§ Work request: List all lines of the data containing the word "this".

(Excerpts from an interface dataset)
══════════

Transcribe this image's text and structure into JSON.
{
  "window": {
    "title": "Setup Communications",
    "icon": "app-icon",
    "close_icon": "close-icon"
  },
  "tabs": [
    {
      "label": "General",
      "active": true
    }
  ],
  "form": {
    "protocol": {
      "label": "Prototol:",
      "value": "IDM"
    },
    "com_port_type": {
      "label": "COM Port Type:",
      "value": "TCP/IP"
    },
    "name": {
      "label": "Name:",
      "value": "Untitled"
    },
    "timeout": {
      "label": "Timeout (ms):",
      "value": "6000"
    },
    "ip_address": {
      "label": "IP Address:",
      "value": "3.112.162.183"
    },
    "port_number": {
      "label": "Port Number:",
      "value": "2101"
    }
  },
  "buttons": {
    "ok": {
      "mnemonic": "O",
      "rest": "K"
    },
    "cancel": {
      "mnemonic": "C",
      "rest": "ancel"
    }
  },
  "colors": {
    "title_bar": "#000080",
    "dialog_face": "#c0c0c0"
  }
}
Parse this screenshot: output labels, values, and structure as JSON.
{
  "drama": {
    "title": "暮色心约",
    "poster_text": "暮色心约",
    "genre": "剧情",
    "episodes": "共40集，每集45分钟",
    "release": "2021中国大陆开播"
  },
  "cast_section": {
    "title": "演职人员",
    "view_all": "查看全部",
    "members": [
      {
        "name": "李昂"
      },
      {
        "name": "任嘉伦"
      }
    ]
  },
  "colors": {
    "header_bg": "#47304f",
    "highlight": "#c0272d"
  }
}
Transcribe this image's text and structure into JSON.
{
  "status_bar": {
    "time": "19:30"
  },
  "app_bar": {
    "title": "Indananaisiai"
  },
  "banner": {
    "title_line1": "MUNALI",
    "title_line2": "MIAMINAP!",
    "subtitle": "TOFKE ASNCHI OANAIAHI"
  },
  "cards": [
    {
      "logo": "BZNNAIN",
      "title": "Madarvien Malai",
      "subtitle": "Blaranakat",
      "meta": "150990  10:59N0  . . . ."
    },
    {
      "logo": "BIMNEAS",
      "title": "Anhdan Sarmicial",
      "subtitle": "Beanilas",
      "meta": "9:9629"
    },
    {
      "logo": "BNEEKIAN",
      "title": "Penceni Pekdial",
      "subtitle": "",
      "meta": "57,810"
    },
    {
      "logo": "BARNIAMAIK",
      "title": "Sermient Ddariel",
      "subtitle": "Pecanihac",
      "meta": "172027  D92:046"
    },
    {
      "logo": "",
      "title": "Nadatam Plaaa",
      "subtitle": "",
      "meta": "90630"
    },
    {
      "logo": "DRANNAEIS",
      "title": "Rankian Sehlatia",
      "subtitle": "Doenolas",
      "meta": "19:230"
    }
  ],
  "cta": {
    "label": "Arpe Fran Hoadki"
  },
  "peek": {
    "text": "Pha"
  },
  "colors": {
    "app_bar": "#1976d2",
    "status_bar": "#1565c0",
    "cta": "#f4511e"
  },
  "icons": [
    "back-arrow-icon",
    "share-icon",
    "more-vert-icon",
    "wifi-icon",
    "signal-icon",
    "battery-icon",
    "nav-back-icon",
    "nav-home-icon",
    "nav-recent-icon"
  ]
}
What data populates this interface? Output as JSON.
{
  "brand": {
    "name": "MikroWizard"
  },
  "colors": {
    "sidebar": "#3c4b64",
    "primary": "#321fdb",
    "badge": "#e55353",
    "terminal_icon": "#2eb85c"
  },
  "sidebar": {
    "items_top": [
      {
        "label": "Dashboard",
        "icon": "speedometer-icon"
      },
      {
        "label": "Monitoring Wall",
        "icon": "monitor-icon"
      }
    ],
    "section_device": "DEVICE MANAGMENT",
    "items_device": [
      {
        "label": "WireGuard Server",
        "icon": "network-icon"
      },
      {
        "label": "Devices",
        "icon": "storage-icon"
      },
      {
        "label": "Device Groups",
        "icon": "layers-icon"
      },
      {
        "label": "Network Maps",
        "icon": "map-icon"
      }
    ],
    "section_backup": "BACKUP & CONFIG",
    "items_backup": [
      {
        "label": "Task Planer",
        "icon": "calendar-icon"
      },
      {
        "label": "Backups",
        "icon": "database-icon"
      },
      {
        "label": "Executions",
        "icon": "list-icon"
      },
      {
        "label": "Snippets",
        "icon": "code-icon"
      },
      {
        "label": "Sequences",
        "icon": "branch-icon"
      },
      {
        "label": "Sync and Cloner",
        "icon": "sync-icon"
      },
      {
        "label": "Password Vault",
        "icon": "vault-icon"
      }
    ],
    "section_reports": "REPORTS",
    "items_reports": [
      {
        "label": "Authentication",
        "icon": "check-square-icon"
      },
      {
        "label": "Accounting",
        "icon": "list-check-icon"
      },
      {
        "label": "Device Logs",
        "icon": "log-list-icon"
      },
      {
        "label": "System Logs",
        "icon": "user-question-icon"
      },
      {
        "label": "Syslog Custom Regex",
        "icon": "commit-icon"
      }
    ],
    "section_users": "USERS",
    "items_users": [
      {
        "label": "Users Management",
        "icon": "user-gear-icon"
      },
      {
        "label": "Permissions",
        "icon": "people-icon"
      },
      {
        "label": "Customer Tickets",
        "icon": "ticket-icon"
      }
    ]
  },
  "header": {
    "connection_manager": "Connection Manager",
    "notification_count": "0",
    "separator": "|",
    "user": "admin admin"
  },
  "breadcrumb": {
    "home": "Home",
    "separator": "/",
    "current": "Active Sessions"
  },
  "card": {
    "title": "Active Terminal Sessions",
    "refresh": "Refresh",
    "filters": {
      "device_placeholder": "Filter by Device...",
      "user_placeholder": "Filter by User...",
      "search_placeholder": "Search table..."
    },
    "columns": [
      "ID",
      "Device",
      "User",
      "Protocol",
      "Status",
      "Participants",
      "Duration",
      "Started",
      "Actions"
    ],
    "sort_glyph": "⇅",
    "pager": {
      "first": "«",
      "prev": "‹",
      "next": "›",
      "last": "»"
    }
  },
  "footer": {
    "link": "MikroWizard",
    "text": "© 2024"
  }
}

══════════

§ The answer:
Transcribe this image's text and structure into JSON.
Parse this screenshot: output labels, values, and structure as JSON.
Transcribe this image's text and structure into JSON.
What data populates this interface? Output as JSON.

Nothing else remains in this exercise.